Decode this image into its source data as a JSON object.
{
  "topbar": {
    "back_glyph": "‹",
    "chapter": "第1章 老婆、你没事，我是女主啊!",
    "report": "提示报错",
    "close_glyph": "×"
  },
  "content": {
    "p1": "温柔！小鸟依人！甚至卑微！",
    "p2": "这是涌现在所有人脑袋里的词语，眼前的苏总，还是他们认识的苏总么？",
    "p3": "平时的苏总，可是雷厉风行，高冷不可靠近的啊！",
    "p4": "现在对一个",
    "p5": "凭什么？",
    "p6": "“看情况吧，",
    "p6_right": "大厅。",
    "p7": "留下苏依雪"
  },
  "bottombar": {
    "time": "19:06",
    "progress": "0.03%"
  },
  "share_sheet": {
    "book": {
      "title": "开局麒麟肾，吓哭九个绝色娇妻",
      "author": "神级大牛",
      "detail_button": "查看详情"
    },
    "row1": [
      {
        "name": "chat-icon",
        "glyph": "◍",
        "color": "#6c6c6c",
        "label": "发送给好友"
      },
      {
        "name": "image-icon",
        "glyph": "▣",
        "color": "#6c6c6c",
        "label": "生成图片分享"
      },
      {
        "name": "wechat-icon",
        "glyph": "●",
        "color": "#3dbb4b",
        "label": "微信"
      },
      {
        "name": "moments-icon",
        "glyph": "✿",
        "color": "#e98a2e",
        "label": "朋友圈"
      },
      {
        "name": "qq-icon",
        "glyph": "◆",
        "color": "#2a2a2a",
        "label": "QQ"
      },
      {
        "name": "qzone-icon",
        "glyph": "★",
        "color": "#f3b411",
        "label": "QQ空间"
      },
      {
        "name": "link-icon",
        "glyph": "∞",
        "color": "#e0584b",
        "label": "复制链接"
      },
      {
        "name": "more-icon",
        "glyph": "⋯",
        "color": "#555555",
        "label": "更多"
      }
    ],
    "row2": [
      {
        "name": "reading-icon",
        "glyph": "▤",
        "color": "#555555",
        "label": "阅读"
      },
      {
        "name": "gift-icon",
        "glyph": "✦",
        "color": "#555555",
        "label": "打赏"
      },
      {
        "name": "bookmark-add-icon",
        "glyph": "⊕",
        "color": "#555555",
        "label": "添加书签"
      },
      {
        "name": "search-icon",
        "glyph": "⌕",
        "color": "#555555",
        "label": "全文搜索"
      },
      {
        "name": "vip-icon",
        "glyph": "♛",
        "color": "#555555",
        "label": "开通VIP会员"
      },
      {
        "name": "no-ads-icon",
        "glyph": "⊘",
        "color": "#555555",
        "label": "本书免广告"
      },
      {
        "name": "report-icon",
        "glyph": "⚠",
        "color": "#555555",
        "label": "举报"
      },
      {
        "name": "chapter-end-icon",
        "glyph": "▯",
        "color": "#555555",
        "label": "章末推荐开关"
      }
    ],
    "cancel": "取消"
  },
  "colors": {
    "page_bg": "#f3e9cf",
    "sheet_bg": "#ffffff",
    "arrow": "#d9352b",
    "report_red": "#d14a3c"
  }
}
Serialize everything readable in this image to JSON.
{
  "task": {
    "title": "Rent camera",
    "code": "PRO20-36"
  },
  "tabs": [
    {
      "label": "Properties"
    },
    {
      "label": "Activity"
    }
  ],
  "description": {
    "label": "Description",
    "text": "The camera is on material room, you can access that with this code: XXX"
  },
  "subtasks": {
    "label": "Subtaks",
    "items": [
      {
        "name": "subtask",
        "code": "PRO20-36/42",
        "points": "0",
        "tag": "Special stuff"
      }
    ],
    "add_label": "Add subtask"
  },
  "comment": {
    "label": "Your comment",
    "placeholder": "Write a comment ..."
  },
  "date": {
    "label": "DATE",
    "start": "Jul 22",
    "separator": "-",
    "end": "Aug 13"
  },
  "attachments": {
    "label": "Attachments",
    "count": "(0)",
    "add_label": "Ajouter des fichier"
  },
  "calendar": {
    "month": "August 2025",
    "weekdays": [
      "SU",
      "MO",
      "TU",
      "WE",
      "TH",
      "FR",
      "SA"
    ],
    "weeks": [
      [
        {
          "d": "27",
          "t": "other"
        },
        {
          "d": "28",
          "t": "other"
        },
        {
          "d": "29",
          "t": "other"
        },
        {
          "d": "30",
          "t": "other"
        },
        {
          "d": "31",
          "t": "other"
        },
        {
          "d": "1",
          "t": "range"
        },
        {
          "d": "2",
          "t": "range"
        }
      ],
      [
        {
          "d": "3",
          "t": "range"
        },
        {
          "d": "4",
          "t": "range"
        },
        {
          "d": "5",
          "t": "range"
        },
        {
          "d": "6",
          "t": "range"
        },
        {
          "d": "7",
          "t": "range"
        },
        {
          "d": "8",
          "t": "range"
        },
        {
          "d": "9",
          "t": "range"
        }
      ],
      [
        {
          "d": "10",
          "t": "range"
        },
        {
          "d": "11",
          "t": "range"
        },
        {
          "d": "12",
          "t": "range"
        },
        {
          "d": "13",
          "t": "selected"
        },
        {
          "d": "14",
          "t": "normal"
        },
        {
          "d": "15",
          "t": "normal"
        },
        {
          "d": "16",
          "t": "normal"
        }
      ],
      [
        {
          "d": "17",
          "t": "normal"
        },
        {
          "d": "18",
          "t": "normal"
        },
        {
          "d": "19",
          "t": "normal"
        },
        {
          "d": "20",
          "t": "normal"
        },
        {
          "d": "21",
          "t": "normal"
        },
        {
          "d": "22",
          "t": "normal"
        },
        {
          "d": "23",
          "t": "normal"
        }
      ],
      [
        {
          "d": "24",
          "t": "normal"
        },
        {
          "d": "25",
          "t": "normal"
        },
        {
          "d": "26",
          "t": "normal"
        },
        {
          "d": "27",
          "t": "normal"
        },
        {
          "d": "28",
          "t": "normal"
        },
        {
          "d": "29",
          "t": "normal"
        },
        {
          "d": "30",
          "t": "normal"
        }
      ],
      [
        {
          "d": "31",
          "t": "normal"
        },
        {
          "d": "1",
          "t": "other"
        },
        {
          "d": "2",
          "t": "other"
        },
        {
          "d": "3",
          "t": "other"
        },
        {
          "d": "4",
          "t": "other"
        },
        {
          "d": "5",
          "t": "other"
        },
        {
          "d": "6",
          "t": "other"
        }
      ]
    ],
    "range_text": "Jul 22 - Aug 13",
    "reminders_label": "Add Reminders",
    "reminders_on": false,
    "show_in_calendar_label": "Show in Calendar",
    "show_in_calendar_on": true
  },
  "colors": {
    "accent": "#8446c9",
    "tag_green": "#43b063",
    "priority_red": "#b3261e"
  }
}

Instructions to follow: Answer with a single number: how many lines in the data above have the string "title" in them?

Response to the exercise: 2